In an interview today with Catholic charity Aid to the Church in Need, Archbishop Jean Sleiman stressed that political “consensus” within Iraq was critical in overcoming the Islamic State of Iraq and the Levant (ISIS), which last week pulled off a series of military take-overs of key northern cities including Mosul, the country’s second city.
Speaking from Baghdad, the archbishop described how many people were trying to leave the city, fearing an onslaught from ISIS amid reports of it pressing south towards the capital.
He reported that, with many roads out of the capital blocked, departures from Baghdad’s airport were fully booked until the end of the month.
The archbishop, who became Latin-rite Catholic Archbishop of Baghdad in 2001, said: “In responding to this crisis, the international community should think of the common good, not their own interests. They should think of peace.”
Speaking out against intervention by the international community, Archbishop Sleiman said: “ISIS needs to be stopped… and it needs the Iraqi leaders to work together to stop it. That is more important than getting the international community involved.”
He added: “I hope Iraqi leaders will find a consensus about how to tackle this situation or there will be a tragic outcome.”
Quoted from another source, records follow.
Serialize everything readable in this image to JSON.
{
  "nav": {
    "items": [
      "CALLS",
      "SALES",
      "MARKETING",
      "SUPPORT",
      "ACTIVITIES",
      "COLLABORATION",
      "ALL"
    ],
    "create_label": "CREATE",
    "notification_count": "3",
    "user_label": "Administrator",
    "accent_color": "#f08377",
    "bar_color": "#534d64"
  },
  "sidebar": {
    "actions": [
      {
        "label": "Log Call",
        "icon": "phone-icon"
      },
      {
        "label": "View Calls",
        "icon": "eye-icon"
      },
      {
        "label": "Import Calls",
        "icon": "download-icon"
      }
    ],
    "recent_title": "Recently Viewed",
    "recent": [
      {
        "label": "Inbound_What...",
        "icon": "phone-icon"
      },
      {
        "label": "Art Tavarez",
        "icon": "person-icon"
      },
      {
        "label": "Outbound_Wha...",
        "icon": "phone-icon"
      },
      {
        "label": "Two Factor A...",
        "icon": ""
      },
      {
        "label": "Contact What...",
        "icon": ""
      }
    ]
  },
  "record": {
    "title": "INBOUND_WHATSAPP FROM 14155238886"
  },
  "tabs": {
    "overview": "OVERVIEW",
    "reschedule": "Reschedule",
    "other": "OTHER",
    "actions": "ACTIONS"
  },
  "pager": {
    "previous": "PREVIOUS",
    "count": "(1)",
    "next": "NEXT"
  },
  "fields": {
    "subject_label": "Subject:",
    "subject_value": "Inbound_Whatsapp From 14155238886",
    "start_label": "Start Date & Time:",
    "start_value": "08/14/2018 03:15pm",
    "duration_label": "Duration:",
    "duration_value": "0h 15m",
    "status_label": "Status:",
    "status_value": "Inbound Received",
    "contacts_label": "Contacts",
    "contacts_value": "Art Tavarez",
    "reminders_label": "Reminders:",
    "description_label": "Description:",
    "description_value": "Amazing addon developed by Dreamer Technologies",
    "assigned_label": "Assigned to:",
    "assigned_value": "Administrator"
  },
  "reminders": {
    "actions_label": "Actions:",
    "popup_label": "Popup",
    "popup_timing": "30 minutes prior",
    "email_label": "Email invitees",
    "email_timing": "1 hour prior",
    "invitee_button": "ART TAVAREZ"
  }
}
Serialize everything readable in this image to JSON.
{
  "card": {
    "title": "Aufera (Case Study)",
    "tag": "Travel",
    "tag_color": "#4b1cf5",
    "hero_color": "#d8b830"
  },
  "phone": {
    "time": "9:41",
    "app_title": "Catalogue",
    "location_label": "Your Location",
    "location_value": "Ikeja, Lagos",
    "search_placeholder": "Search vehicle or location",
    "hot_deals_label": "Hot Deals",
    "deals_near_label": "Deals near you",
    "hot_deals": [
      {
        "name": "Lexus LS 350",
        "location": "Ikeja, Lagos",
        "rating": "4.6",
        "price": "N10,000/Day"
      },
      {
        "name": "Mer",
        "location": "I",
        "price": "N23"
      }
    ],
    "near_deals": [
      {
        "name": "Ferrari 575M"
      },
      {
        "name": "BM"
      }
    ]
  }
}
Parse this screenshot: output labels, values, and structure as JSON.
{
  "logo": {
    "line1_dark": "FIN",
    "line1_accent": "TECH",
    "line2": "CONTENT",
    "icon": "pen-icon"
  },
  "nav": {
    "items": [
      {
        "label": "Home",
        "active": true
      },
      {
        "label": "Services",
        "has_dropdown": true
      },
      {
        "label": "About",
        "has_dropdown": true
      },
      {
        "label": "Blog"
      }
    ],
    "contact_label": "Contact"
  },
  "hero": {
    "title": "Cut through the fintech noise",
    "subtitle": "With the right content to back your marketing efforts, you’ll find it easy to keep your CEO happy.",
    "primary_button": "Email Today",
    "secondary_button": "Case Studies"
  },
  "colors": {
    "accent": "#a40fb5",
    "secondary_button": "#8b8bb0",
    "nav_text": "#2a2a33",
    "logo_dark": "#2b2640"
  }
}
The archbishop said: “I don’t know what will happen next. Of course the military will resist ISIS but who knows if it will be strong enough.
“It is a possibility that the terrorists will succeed but we don’t know.”
Stating that there was “a great deal of confusion” in the capital, he said numbers were down at yesterday’s (15th June) Sunday Mass which he celebrated at Baghdad’s St Joseph’s Cathedral, down the road from where he lives.
The archbishop, whose Latin-rite Catholic community is much smaller than the Chaldeans – Iraq’s largest Catholic community – added: “People I met after Mass were stressed by the situation.”
He said that, with all roads north of Baghdad closed, and others to the south full of checkpoints and other obstacles, people’s only option was to leave on one of the seven flights that depart from the capital every day.
“What all this means is that you can only leave Baghdad if you have got money to pay for a flight. In any case, flights are booked until the end of the month.”
Asked if he was considering leaving the city, the archbishop replied: “I don’t know if I should stay or go. I leave this problem to my angels.”
He said people in Baghdad were “surprised” by the ISIS take-over of Mosul a week ago.
He added that in the capital there was scepticism about the reliability of reports about the Jihadists’ advance.
Archbishop Sleiman, a Carmelite originally from Lebanon, appealed for prayer for Iraq, saying: “We should all pray for peace and solidarity and for a solution to the crisis.”